Weed farmers do not use nearly a fraction of what those growers use. So why all of the problems? Because our local sheriff department and Joyce lost out a huge amount of money when they were not allowed to combat the cultivation and sale of marijuana any longer. So now they do this. Waste huge amounts of tax dollars so they can busy maybe ONE person growing some plants. Awesome.
Moreover, cultivators who violate the law should not have an unfair competitive advantage over lawful cultivators who expend time and resources to stay in compliance. My office will continue to collaborate with our local and state agency partners to ensure compliance with the law.”

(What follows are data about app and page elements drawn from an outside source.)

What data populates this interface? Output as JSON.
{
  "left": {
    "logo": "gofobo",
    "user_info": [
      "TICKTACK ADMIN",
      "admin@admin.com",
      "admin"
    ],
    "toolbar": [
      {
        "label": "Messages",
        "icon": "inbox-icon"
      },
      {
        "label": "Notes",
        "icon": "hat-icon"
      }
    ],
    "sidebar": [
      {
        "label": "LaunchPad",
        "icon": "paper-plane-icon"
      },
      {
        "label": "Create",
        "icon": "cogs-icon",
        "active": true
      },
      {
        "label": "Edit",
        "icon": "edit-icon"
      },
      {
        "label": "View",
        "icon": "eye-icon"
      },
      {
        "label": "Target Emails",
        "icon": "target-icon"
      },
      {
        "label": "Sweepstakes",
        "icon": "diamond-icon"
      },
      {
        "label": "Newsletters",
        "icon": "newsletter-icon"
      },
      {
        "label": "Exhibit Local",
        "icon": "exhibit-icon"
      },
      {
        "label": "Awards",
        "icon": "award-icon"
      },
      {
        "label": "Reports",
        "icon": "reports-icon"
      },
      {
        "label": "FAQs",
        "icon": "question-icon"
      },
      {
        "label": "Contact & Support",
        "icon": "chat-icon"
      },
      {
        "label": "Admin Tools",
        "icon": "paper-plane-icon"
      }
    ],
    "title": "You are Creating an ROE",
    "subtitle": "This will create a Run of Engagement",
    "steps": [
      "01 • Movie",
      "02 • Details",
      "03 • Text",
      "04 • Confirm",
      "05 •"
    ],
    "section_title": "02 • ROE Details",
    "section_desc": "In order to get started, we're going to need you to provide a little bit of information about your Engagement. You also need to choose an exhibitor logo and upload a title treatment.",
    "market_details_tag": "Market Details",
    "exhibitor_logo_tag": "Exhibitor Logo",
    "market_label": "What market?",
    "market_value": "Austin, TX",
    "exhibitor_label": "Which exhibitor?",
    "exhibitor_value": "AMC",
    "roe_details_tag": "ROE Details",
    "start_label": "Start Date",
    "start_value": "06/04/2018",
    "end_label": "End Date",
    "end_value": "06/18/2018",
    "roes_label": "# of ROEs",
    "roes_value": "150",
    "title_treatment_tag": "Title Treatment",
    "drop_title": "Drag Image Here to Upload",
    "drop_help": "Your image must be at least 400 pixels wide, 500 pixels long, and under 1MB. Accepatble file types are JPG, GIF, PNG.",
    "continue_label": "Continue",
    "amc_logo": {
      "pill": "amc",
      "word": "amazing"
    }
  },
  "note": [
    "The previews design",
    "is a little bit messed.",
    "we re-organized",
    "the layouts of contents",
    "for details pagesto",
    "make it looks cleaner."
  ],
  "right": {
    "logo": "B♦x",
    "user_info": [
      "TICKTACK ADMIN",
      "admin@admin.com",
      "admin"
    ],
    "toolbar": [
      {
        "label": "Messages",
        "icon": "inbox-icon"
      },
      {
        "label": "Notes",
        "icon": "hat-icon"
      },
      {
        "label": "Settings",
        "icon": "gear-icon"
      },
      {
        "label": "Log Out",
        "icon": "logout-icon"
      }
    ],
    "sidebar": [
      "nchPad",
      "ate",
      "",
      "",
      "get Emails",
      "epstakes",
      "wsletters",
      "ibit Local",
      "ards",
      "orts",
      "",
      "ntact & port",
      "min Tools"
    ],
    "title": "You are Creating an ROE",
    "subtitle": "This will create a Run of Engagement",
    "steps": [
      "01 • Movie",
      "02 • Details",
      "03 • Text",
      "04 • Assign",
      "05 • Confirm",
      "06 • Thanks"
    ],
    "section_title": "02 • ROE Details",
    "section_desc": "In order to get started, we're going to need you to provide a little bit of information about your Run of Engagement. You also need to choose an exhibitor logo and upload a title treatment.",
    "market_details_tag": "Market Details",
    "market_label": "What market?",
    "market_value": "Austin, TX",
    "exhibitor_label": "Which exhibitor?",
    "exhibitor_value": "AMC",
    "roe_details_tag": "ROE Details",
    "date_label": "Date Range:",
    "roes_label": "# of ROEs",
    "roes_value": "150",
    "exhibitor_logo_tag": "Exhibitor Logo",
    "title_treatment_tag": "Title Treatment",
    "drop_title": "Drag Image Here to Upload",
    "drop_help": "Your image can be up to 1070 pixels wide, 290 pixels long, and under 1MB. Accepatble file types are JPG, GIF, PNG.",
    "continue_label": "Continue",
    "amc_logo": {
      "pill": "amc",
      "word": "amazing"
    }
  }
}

So they are mainly worried that some businesses could profit more than others? That's so kind of them to think that way. Although i don't buy it.
Seems like a huge waste of my tax dollars. Just like the "war on drugs" was a joke and waste of money, time and resources. Look at where we are. 30 years later and is the war on drugs doing well for us? not one bit. cartells are running up meth and fen, and cocaine at alarming speeds because they can't push weed up here anymore since we legalized it. that war cost our country dearly and it did nothing for us.
How about back off of the weed farmers and start busting liquor stores and grocery stores that sell beer to kids instead? alcohol tends to make people do violent and stupid things regularly, not weed.
Jul 06, 2022 02:25 PM
sacjon - obliviously, attempting to come back swinging upbeat, after the massive now expired "self-imposed" down-vote "timeout". It says on the receipt "Jenny"?, really helpful and down to the penny accurate! Was trying to be cheap using Friendsofthefarm discount!
Jul 05, 2022 07:12 PM
BICYCLIST......... lol looks like I'm going to try that FF next time. Wheeee!
Jul 05, 2022 07:07 PM
what happened to spell check? obviously. I meant I noticed things were still flami'n in the "July 4th Cartoon", so actually just read the rest of the articles and move along to the Bike website...
Jul 05, 2022 06:56 PM
ZeroHawk - I just got back from my Medication pickup (Ralphs Rx & Farmacy), this was the first article I clicked on -> Thank you.
GG N7 :imprint (VA - Rx)
Forbiden Flowers :Cherry Trance! (local grown)
obvoius the FF is working great, thanks to the Farmacy
stopped by "boom boom bike room" on the way down, used to be "Cajun Kitchen", now just a way cool bike room to hang & check out really nice bikes... Thanks Alex sorry I missed ya.